For the students to leave a true “intellectual footprint” in Yucatan, a well-balanced schedule is designed and implemented, including course contents and research experiences, but also guided visits to Yucatan’s main Mayan archaeological sites such as Chichen Itza, an archeological and World Heritage Site; the Dzibilchaltun Mayan site; the Ruta Puuc, secondary roads connecting five well-preserved Mayan archaeological sites finishing in Uxmal, the hearth of the Mayan cultural expressions; and Xcaret, a natural sanctuary where the history of Mexico combines with fun traditions and the splendor of the beautiful Yucatan window to the Caribbean.

Poster Session

After returning from Mexico, students become part of an online learning community and continue their research while also developing a research proposal from a topic they identify during the two-week visit to Yucatan. This one-credit graded course under the ELCIR Program is concluded with a poster session in the fall where the students present their research proposal. For the 2016 program the poster session took place in the fall where students presented their research to peer students, faculty members and administrators of the College of Engineering, more than 100 people attended the poster presentation.

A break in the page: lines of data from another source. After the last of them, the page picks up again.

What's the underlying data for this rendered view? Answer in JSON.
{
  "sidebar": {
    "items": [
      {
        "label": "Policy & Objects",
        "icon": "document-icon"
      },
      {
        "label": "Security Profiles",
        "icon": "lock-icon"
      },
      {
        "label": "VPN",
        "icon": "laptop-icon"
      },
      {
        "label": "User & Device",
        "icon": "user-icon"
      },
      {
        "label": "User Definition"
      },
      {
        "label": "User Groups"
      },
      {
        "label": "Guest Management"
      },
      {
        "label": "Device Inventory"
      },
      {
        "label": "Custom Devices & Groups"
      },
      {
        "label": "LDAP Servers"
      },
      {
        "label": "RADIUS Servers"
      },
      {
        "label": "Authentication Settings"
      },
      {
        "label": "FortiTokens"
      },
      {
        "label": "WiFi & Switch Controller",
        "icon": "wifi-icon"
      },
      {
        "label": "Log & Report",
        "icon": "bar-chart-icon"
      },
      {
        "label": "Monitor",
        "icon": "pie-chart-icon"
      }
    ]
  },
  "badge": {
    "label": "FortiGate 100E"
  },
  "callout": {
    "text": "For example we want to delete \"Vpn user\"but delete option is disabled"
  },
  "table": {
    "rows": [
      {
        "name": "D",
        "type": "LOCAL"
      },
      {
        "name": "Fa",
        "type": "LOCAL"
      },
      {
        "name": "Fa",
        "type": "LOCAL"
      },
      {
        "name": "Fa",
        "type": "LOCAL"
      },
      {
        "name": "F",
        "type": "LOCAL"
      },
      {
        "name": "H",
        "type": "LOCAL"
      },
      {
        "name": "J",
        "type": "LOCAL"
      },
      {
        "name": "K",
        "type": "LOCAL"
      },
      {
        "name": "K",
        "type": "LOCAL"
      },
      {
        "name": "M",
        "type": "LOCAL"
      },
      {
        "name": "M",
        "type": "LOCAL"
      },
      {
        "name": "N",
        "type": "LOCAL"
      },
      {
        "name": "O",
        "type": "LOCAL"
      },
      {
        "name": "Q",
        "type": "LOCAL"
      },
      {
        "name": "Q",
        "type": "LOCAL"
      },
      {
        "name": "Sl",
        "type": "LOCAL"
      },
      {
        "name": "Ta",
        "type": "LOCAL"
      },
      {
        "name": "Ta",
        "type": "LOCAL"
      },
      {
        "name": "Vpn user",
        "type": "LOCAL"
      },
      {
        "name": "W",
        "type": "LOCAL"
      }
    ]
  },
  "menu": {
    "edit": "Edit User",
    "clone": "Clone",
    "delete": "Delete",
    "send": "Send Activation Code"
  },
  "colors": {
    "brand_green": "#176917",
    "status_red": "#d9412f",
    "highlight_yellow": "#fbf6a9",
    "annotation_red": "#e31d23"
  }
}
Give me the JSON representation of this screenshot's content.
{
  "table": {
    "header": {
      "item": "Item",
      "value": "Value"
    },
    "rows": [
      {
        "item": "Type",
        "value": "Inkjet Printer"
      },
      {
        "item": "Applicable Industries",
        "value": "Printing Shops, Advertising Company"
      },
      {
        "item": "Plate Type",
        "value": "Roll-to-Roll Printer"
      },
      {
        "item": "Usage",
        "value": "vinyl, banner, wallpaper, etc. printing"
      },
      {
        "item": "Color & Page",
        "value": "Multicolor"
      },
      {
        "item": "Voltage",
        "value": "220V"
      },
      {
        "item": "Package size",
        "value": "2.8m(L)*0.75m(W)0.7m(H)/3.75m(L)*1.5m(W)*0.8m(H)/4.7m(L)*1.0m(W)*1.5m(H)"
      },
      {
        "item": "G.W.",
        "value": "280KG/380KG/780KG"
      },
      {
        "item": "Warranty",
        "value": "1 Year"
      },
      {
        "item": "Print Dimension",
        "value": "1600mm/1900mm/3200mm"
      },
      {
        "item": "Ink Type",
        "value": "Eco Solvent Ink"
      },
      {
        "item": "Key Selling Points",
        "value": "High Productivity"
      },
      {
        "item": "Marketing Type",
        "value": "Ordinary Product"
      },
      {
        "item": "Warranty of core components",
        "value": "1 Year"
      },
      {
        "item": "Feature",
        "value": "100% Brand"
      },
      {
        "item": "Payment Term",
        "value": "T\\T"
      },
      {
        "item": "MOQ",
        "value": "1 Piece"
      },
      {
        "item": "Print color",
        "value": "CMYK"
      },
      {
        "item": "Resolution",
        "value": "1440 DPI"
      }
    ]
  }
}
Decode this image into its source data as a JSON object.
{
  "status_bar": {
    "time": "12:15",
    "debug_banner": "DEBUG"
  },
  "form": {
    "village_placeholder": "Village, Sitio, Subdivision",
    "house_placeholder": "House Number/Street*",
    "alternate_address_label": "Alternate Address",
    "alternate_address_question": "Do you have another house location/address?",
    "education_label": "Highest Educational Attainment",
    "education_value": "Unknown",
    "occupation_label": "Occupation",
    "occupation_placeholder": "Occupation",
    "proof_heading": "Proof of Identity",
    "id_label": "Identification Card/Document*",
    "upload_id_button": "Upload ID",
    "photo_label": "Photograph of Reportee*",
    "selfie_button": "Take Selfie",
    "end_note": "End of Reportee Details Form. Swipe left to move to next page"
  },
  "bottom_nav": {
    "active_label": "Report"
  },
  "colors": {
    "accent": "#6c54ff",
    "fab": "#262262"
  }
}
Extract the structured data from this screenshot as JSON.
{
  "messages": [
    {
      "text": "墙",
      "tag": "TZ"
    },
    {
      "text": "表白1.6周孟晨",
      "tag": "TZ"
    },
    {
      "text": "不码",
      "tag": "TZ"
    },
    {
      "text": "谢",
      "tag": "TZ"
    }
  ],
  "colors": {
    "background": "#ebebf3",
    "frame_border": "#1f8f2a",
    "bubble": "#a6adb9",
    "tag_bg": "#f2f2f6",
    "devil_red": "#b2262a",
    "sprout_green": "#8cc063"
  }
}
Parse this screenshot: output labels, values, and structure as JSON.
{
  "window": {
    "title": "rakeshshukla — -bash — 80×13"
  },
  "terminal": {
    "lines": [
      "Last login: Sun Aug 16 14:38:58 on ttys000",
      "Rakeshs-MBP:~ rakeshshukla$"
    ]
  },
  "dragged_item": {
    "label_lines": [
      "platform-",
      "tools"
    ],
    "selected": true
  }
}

“This study abroad had an amazing impact on me,” said Sergio Nevarez, an ELCIR 2016 participant and Regents’ Scholar. “It gave me a broader understanding of real-world applications to concepts learned in class. It also made me realize that I want to make a difference by being an engineer through setting a positive footprint in this world."

Another unique aspect of the program is that during their time in Merida, rather than staying in a hotel, students stay with local families and get integrated in the daily lives of their host Mexican families. One of the Sundays is called “family day” and students spend the Sunday as a typical Mexican family Sunday. The students who participated in the past two programs said the trip was a once in a lifetime experience and a unique opportunity to combine research fundamentals, new cultures and a study abroad in one trip. The experience has inspired some of them to continue exploring new cultures and inspired others to lead by example as an engineer and through research. Many of the ELCIR students are still actively connected with their families private social media networks.

“My first year in the Engineering Learning Community as a Regents' student has proven that I could have a bright future no matter what type of background I have come from, as long as I was willing to accept the help offered to me and to work as hard as possible,” said Brittany Spriggs, an ELCIR participant and Regents’ Scholar.

Application for the 2017 program is currently open on the Halliburton Global Programs website

“There is not a day that goes by that I do not think of and appreciate the professional, cultural and personal value that the Mexico [research] trip has proven to possess,” said Spriggs.